>>>>

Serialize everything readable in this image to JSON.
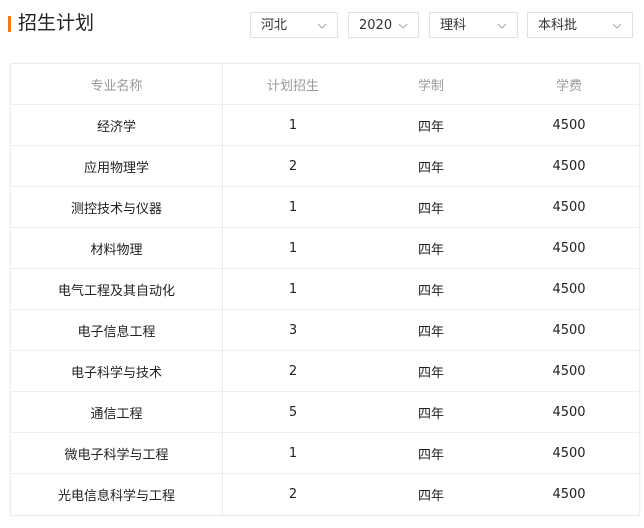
{
  "header": {
    "title": "招生计划",
    "filters": [
      {
        "name": "province",
        "value": "河北"
      },
      {
        "name": "year",
        "value": "2020"
      },
      {
        "name": "subject",
        "value": "理科"
      },
      {
        "name": "batch",
        "value": "本科批"
      }
    ]
  },
  "table": {
    "columns": [
      "专业名称",
      "计划招生",
      "学制",
      "学费"
    ],
    "rows": [
      {
        "major": "经济学",
        "plan": "1",
        "duration": "四年",
        "fee": "4500"
      },
      {
        "major": "应用物理学",
        "plan": "2",
        "duration": "四年",
        "fee": "4500"
      },
      {
        "major": "测控技术与仪器",
        "plan": "1",
        "duration": "四年",
        "fee": "4500"
      },
      {
        "major": "材料物理",
        "plan": "1",
        "duration": "四年",
        "fee": "4500"
      },
      {
        "major": "电气工程及其自动化",
        "plan": "1",
        "duration": "四年",
        "fee": "4500"
      },
      {
        "major": "电子信息工程",
        "plan": "3",
        "duration": "四年",
        "fee": "4500"
      },
      {
        "major": "电子科学与技术",
        "plan": "2",
        "duration": "四年",
        "fee": "4500"
      },
      {
        "major": "通信工程",
        "plan": "5",
        "duration": "四年",
        "fee": "4500"
      },
      {
        "major": "微电子科学与工程",
        "plan": "1",
        "duration": "四年",
        "fee": "4500"
      },
      {
        "major": "光电信息科学与工程",
        "plan": "2",
        "duration": "四年",
        "fee": "4500"
      }
    ]
  },
  "colors": {
    "accent": "#f07a10",
    "border": "#ededed",
    "header_text": "#999999"
  }
}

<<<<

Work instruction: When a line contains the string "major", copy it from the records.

Written answer:
        "major": "经济学",
        "major": "应用物理学",
        "major": "测控技术与仪器",
        "major": "材料物理",
        "major": "电气工程及其自动化",
        "major": "电子信息工程",
        "major": "电子科学与技术",
        "major": "通信工程",
        "major": "微电子科学与工程",
        "major": "光电信息科学与工程",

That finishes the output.